What the task requires – Every entry below, from first to last, should be copied exactly.

Exercise data –
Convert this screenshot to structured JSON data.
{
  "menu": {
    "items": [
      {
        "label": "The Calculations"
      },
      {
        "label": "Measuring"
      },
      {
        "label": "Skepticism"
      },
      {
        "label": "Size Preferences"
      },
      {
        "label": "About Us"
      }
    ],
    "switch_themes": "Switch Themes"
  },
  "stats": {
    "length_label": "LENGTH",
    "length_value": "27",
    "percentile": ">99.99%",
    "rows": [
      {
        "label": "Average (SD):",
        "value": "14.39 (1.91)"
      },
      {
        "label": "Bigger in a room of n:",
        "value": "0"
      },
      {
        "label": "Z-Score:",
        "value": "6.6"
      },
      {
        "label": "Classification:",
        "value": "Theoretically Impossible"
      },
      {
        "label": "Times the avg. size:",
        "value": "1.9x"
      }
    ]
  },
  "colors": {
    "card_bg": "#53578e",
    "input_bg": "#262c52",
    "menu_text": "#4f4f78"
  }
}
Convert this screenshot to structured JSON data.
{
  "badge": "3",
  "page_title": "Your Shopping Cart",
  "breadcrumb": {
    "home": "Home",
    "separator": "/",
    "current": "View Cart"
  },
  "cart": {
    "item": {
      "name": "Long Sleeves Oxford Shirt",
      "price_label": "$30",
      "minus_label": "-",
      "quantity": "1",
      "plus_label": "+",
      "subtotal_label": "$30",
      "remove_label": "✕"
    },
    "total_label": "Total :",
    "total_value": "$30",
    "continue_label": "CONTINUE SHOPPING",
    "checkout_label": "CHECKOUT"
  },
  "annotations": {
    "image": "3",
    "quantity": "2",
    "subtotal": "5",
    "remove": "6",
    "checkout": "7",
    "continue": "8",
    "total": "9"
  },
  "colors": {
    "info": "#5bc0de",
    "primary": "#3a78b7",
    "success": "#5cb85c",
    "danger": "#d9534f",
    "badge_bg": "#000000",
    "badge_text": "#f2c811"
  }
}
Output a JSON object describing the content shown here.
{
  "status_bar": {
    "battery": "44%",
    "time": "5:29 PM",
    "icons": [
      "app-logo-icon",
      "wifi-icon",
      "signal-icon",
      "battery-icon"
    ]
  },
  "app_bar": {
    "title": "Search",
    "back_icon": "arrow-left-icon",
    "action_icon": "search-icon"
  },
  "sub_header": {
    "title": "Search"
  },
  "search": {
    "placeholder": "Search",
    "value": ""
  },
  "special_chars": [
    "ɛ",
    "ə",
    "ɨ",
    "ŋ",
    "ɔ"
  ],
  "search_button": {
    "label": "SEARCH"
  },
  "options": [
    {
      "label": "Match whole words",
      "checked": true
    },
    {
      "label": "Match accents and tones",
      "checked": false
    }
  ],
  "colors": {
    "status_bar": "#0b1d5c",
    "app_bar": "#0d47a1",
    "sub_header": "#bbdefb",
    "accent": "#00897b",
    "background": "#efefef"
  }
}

Exercise response –
Convert this screenshot to structured JSON data.
{
  "menu": {
    "items": [
      {
        "label": "The Calculations"
      },
      {
        "label": "Measuring"
      },
      {
        "label": "Skepticism"
      },
      {
        "label": "Size Preferences"
      },
      {
        "label": "About Us"
      }
    ],
    "switch_themes": "Switch Themes"
  },
  "stats": {
    "length_label": "LENGTH",
    "length_value": "27",
    "percentile": ">99.99%",
    "rows": [
      {
        "label": "Average (SD):",
        "value": "14.39 (1.91)"
      },
      {
        "label": "Bigger in a room of n:",
        "value": "0"
      },
      {
        "label": "Z-Score:",
        "value": "6.6"
      },
      {
        "label": "Classification:",
        "value": "Theoretically Impossible"
      },
      {
        "label": "Times the avg. size:",
        "value": "1.9x"
      }
    ]
  },
  "colors": {
    "card_bg": "#53578e",
    "input_bg": "#262c52",
    "menu_text": "#4f4f78"
  }
}
Convert this screenshot to structured JSON data.
{
  "badge": "3",
  "page_title": "Your Shopping Cart",
  "breadcrumb": {
    "home": "Home",
    "separator": "/",
    "current": "View Cart"
  },
  "cart": {
    "item": {
      "name": "Long Sleeves Oxford Shirt",
      "price_label": "$30",
      "minus_label": "-",
      "quantity": "1",
      "plus_label": "+",
      "subtotal_label": "$30",
      "remove_label": "✕"
    },
    "total_label": "Total :",
    "total_value": "$30",
    "continue_label": "CONTINUE SHOPPING",
    "checkout_label": "CHECKOUT"
  },
  "annotations": {
    "image": "3",
    "quantity": "2",
    "subtotal": "5",
    "remove": "6",
    "checkout": "7",
    "continue": "8",
    "total": "9"
  },
  "colors": {
    "info": "#5bc0de",
    "primary": "#3a78b7",
    "success": "#5cb85c",
    "danger": "#d9534f",
    "badge_bg": "#000000",
    "badge_text": "#f2c811"
  }
}
Output a JSON object describing the content shown here.
{
  "status_bar": {
    "battery": "44%",
    "time": "5:29 PM",
    "icons": [
      "app-logo-icon",
      "wifi-icon",
      "signal-icon",
      "battery-icon"
    ]
  },
  "app_bar": {
    "title": "Search",
    "back_icon": "arrow-left-icon",
    "action_icon": "search-icon"
  },
  "sub_header": {
    "title": "Search"
  },
  "search": {
    "placeholder": "Search",
    "value": ""
  },
  "special_chars": [
    "ɛ",
    "ə",
    "ɨ",
    "ŋ",
    "ɔ"
  ],
  "search_button": {
    "label": "SEARCH"
  },
  "options": [
    {
      "label": "Match whole words",
      "checked": true
    },
    {
      "label": "Match accents and tones",
      "checked": false
    }
  ],
  "colors": {
    "status_bar": "#0b1d5c",
    "app_bar": "#0d47a1",
    "sub_header": "#bbdefb",
    "accent": "#00897b",
    "background": "#efefef"
  }
}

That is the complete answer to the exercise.